_Data shown_
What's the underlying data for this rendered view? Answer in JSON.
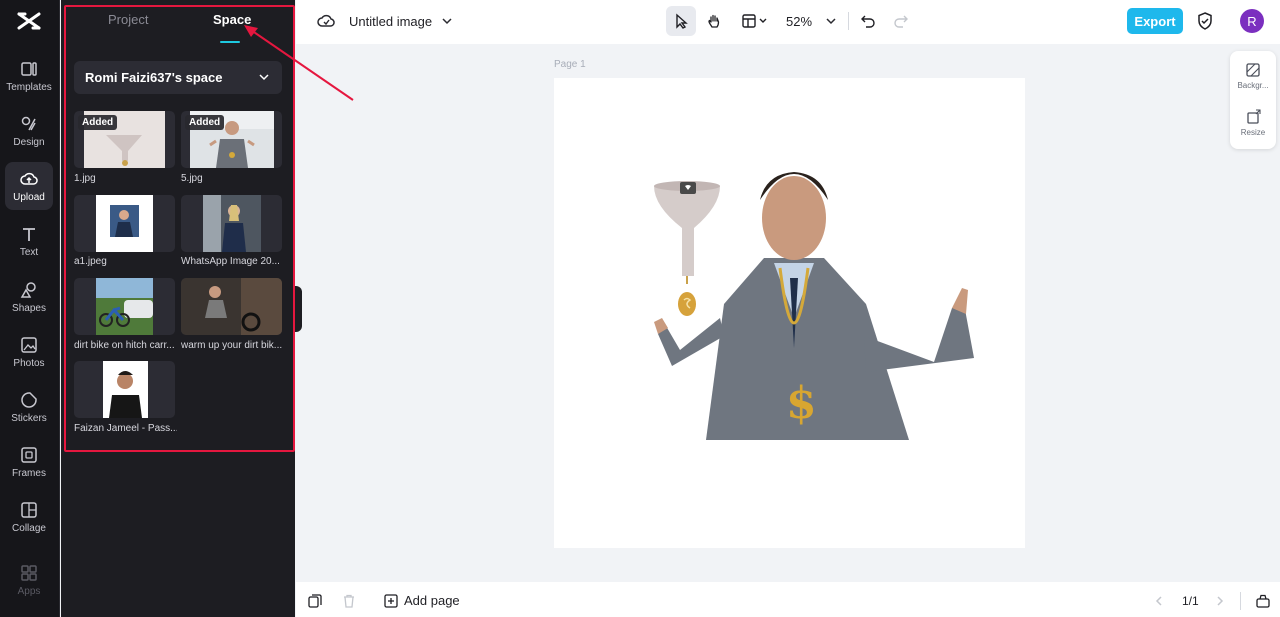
{
  "rail": {
    "items": [
      {
        "label": "Templates",
        "icon": "templates-icon"
      },
      {
        "label": "Design",
        "icon": "design-icon"
      },
      {
        "label": "Upload",
        "icon": "upload-cloud-icon"
      },
      {
        "label": "Text",
        "icon": "text-icon"
      },
      {
        "label": "Shapes",
        "icon": "shapes-icon"
      },
      {
        "label": "Photos",
        "icon": "photos-icon"
      },
      {
        "label": "Stickers",
        "icon": "stickers-icon"
      },
      {
        "label": "Frames",
        "icon": "frames-icon"
      },
      {
        "label": "Collage",
        "icon": "collage-icon"
      },
      {
        "label": "Apps",
        "icon": "apps-icon"
      }
    ]
  },
  "panel": {
    "tabs": [
      {
        "label": "Project"
      },
      {
        "label": "Space"
      }
    ],
    "space_name": "Romi Faizi637's space",
    "files": [
      {
        "name": "1.jpg",
        "badge": "Added"
      },
      {
        "name": "5.jpg",
        "badge": "Added"
      },
      {
        "name": "a1.jpeg",
        "badge": ""
      },
      {
        "name": "WhatsApp Image 20...",
        "badge": ""
      },
      {
        "name": "dirt bike on hitch carr...",
        "badge": ""
      },
      {
        "name": "warm up your dirt bik...",
        "badge": ""
      },
      {
        "name": "Faizan Jameel - Pass...",
        "badge": ""
      }
    ]
  },
  "topbar": {
    "title": "Untitled image",
    "zoom": "52%",
    "export_label": "Export",
    "avatar_initial": "R"
  },
  "canvas": {
    "page_label": "Page 1"
  },
  "side_tools": [
    {
      "label": "Backgr..."
    },
    {
      "label": "Resize"
    }
  ],
  "bottombar": {
    "add_page_label": "Add page",
    "page_indicator": "1/1"
  },
  "colors": {
    "accent": "#1eb8ec",
    "highlight": "#e5173f",
    "panel_bg": "#1d1d22",
    "avatar": "#7b2fbf"
  }
}
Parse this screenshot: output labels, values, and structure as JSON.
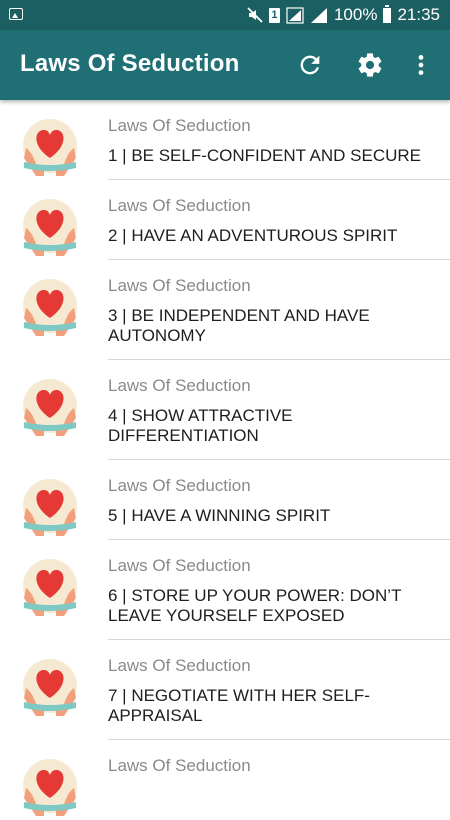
{
  "status_bar": {
    "battery": "100%",
    "time": "21:35",
    "sim_slot": "1"
  },
  "app_bar": {
    "title": "Laws Of Seduction",
    "actions": [
      "refresh-icon",
      "gear-icon",
      "more-vert-icon"
    ]
  },
  "colors": {
    "status_bar": "#1c5f63",
    "app_bar": "#206f75",
    "heart": "#e53935",
    "hands": "#f2a07b",
    "ribbon": "#7fc9c4"
  },
  "items": [
    {
      "subtitle": "Laws Of Seduction",
      "title": "1 | BE SELF-CONFIDENT AND SECURE"
    },
    {
      "subtitle": "Laws Of Seduction",
      "title": "2 | HAVE AN ADVENTUROUS SPIRIT"
    },
    {
      "subtitle": "Laws Of Seduction",
      "title": "3 | BE INDEPENDENT AND HAVE AUTONOMY"
    },
    {
      "subtitle": "Laws Of Seduction",
      "title": "4 | SHOW ATTRACTIVE DIFFERENTIATION"
    },
    {
      "subtitle": "Laws Of Seduction",
      "title": "5 | HAVE A WINNING SPIRIT"
    },
    {
      "subtitle": "Laws Of Seduction",
      "title": "6 | STORE UP YOUR POWER: DON’T LEAVE YOURSELF EXPOSED"
    },
    {
      "subtitle": "Laws Of Seduction",
      "title": "7 | NEGOTIATE WITH HER SELF-APPRAISAL"
    },
    {
      "subtitle": "Laws Of Seduction",
      "title": ""
    }
  ]
}
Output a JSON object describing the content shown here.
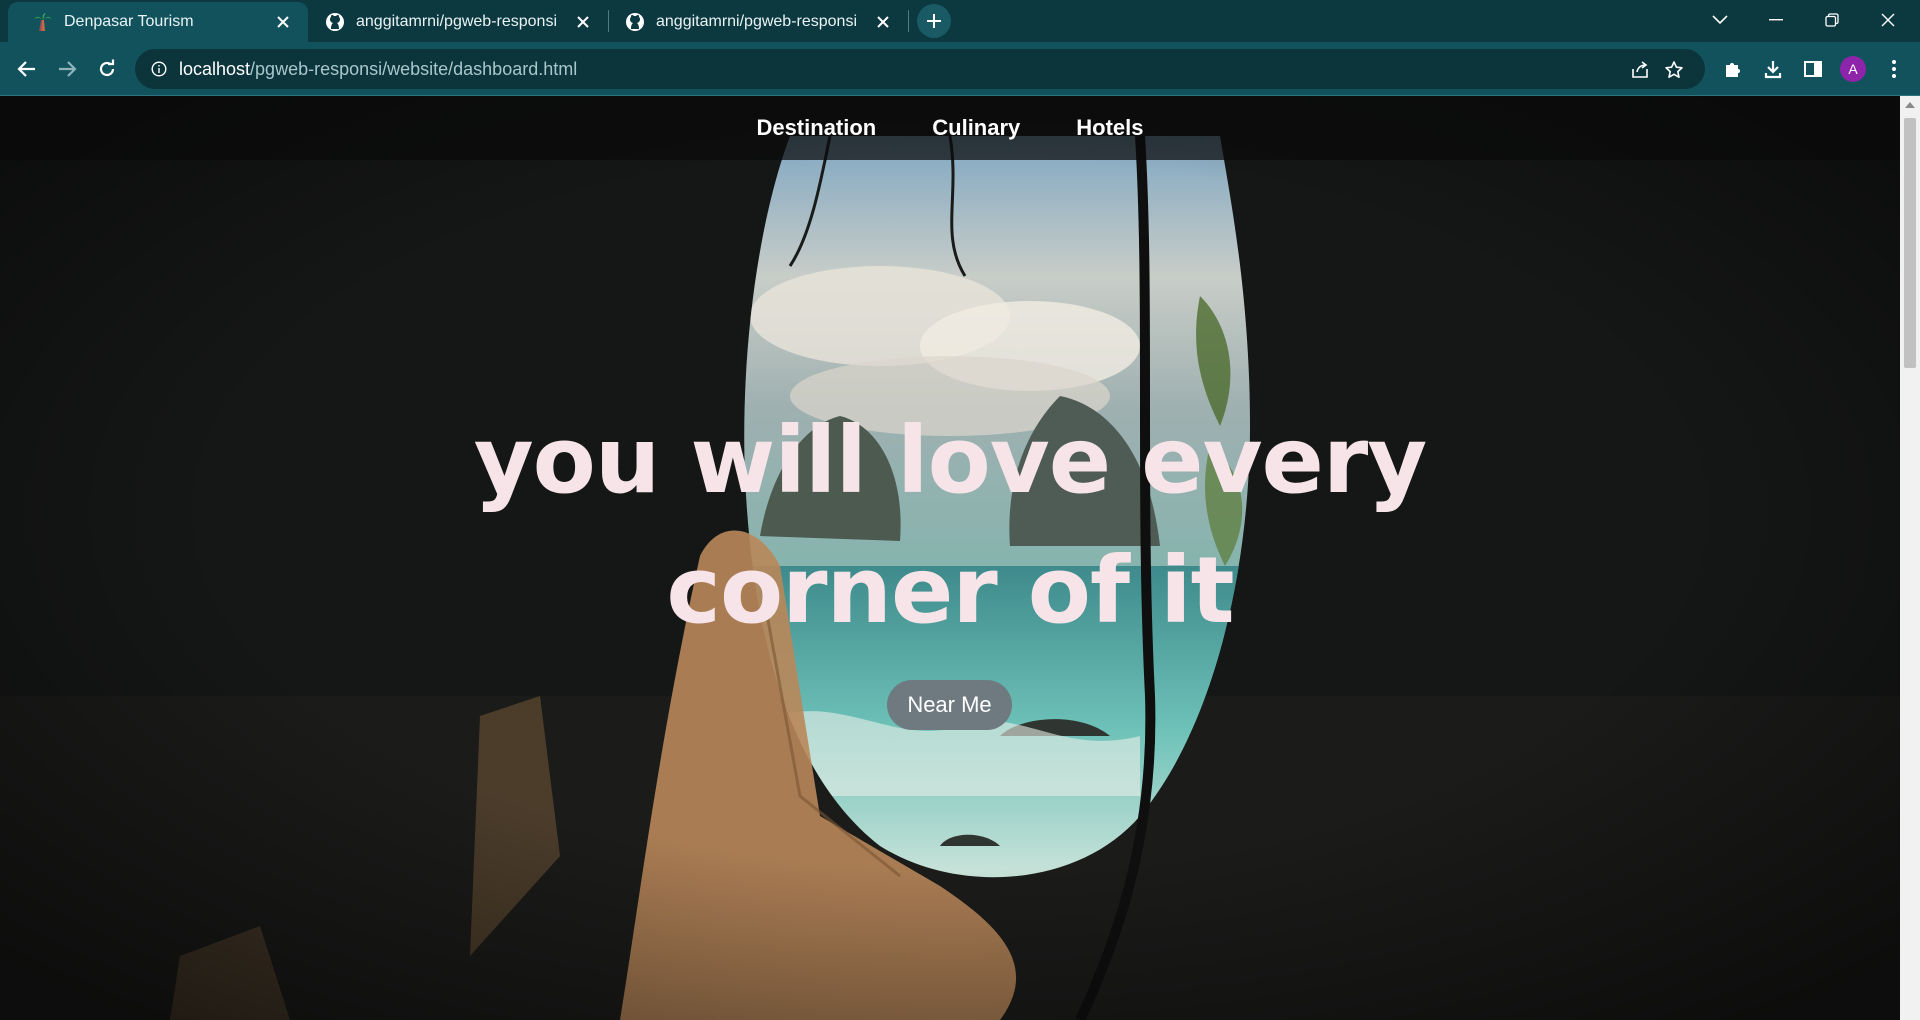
{
  "browser": {
    "tabs": [
      {
        "title": "Denpasar Tourism",
        "icon": "palm-tree-icon",
        "active": true
      },
      {
        "title": "anggitamrni/pgweb-responsi",
        "icon": "github-icon",
        "active": false
      },
      {
        "title": "anggitamrni/pgweb-responsi",
        "icon": "github-icon",
        "active": false
      }
    ],
    "url": {
      "host": "localhost",
      "path": "/pgweb-responsi/website/dashboard.html"
    },
    "profile_initial": "A",
    "colors": {
      "tabstrip": "#0c3840",
      "toolbar": "#11525d",
      "omnibox": "#0b343b",
      "avatar": "#8e24aa"
    }
  },
  "site": {
    "nav": [
      "Destination",
      "Culinary",
      "Hotels"
    ],
    "hero": {
      "line1": "you will love every",
      "line2": "corner of it"
    },
    "cta_label": "Near Me",
    "colors": {
      "hero_text": "#f7e4e8",
      "cta_bg": "#6e7a80"
    }
  }
}
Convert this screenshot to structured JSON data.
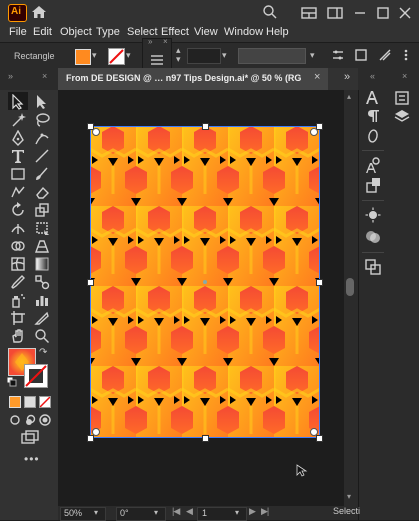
{
  "app": {
    "logo_text": "Ai",
    "logo_color": "#ff9a00"
  },
  "menu": [
    "File",
    "Edit",
    "Object",
    "Type",
    "Select",
    "Effect",
    "View",
    "Window",
    "Help"
  ],
  "control": {
    "object_label": "Rectangle",
    "fill_color": "#ff8a1f",
    "stroke_label": "none"
  },
  "document_tab": {
    "title": "From DE DESIGN @ … n97  Tips Design.ai* @ 50 % (RG…",
    "close": "×"
  },
  "status": {
    "zoom": "50%",
    "rotation": "0°",
    "artboard": "1",
    "tool_name": "Selecti"
  },
  "artwork": {
    "colors": [
      "#f44a34",
      "#ff7a1e",
      "#ffb21a",
      "#ffd21b",
      "#000000"
    ]
  },
  "colors": {
    "panel": "#323232",
    "canvas": "#1d1d1d",
    "accent": "#ff9a00"
  }
}
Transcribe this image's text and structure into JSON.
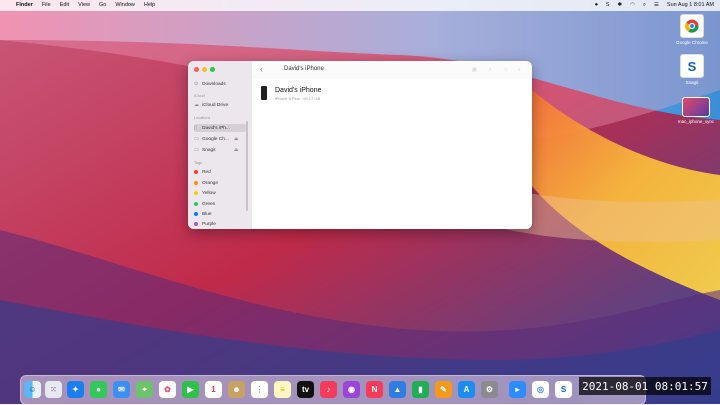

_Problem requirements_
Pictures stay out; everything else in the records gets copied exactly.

_Answer space_
What's the underlying data for this rendered view? Answer in JSON.
{
  "rail": {
    "items": [
      {
        "label": "Templates",
        "icon": "templates-icon"
      },
      {
        "label": "Design",
        "icon": "design-icon"
      },
      {
        "label": "Upload",
        "icon": "upload-cloud-icon"
      },
      {
        "label": "Text",
        "icon": "text-icon"
      },
      {
        "label": "Shapes",
        "icon": "shapes-icon"
      },
      {
        "label": "Photos",
        "icon": "photos-icon"
      },
      {
        "label": "Stickers",
        "icon": "stickers-icon"
      },
      {
        "label": "Frames",
        "icon": "frames-icon"
      },
      {
        "label": "Collage",
        "icon": "collage-icon"
      },
      {
        "label": "Apps",
        "icon": "apps-icon"
      }
    ]
  },
  "panel": {
    "tabs": [
      {
        "label": "Project"
      },
      {
        "label": "Space"
      }
    ],
    "space_name": "Romi Faizi637's space",
    "files": [
      {
        "name": "1.jpg",
        "badge": "Added"
      },
      {
        "name": "5.jpg",
        "badge": "Added"
      },
      {
        "name": "a1.jpeg",
        "badge": ""
      },
      {
        "name": "WhatsApp Image 20...",
        "badge": ""
      },
      {
        "name": "dirt bike on hitch carr...",
        "badge": ""
      },
      {
        "name": "warm up your dirt bik...",
        "badge": ""
      },
      {
        "name": "Faizan Jameel - Pass...",
        "badge": ""
      }
    ]
  },
  "topbar": {
    "title": "Untitled image",
    "zoom": "52%",
    "export_label": "Export",
    "avatar_initial": "R"
  },
  "canvas": {
    "page_label": "Page 1"
  },
  "side_tools": [
    {
      "label": "Backgr..."
    },
    {
      "label": "Resize"
    }
  ],
  "bottombar": {
    "add_page_label": "Add page",
    "page_indicator": "1/1"
  },
  "colors": {
    "accent": "#1eb8ec",
    "highlight": "#e5173f",
    "panel_bg": "#1d1d22",
    "avatar": "#7b2fbf"
  }
}
Parse this screenshot: output labels, values, and structure as JSON.
{
  "status_bar": {
    "battery": "100%",
    "time": "21:35",
    "sim_slot": "1"
  },
  "app_bar": {
    "title": "Laws Of Seduction",
    "actions": [
      "refresh-icon",
      "gear-icon",
      "more-vert-icon"
    ]
  },
  "colors": {
    "status_bar": "#1c5f63",
    "app_bar": "#206f75",
    "heart": "#e53935",
    "hands": "#f2a07b",
    "ribbon": "#7fc9c4"
  },
  "items": [
    {
      "subtitle": "Laws Of Seduction",
      "title": "1 | BE SELF-CONFIDENT AND SECURE"
    },
    {
      "subtitle": "Laws Of Seduction",
      "title": "2 | HAVE AN ADVENTUROUS SPIRIT"
    },
    {
      "subtitle": "Laws Of Seduction",
      "title": "3 | BE INDEPENDENT AND HAVE AUTONOMY"
    },
    {
      "subtitle": "Laws Of Seduction",
      "title": "4 | SHOW ATTRACTIVE DIFFERENTIATION"
    },
    {
      "subtitle": "Laws Of Seduction",
      "title": "5 | HAVE A WINNING SPIRIT"
    },
    {
      "subtitle": "Laws Of Seduction",
      "title": "6 | STORE UP YOUR POWER: DON’T LEAVE YOURSELF EXPOSED"
    },
    {
      "subtitle": "Laws Of Seduction",
      "title": "7 | NEGOTIATE WITH HER SELF-APPRAISAL"
    },
    {
      "subtitle": "Laws Of Seduction",
      "title": ""
    }
  ]
}
Output a JSON object describing the content shown here.
{
  "browser": {
    "tabs": [
      {
        "title": "Denpasar Tourism",
        "icon": "palm-tree-icon",
        "active": true
      },
      {
        "title": "anggitamrni/pgweb-responsi",
        "icon": "github-icon",
        "active": false
      },
      {
        "title": "anggitamrni/pgweb-responsi",
        "icon": "github-icon",
        "active": false
      }
    ],
    "url": {
      "host": "localhost",
      "path": "/pgweb-responsi/website/dashboard.html"
    },
    "profile_initial": "A",
    "colors": {
      "tabstrip": "#0c3840",
      "toolbar": "#11525d",
      "omnibox": "#0b343b",
      "avatar": "#8e24aa"
    }
  },
  "site": {
    "nav": [
      "Destination",
      "Culinary",
      "Hotels"
    ],
    "hero": {
      "line1": "you will love every",
      "line2": "corner of it"
    },
    "cta_label": "Near Me",
    "colors": {
      "hero_text": "#f7e4e8",
      "cta_bg": "#6e7a80"
    }
  }
}
Convert this screenshot to structured JSON data.
{
  "app": {
    "logo_text": "Ai",
    "logo_color": "#ff9a00"
  },
  "menu": [
    "File",
    "Edit",
    "Object",
    "Type",
    "Select",
    "Effect",
    "View",
    "Window",
    "Help"
  ],
  "control": {
    "object_label": "Rectangle",
    "fill_color": "#ff8a1f",
    "stroke_label": "none"
  },
  "document_tab": {
    "title": "From DE DESIGN @ … n97  Tips Design.ai* @ 50 % (RG…",
    "close": "×"
  },
  "status": {
    "zoom": "50%",
    "rotation": "0°",
    "artboard": "1",
    "tool_name": "Selecti"
  },
  "artwork": {
    "colors": [
      "#f44a34",
      "#ff7a1e",
      "#ffb21a",
      "#ffd21b",
      "#000000"
    ]
  },
  "colors": {
    "panel": "#323232",
    "canvas": "#1d1d1d",
    "accent": "#ff9a00"
  }
}
Transcribe this image's text and structure into JSON.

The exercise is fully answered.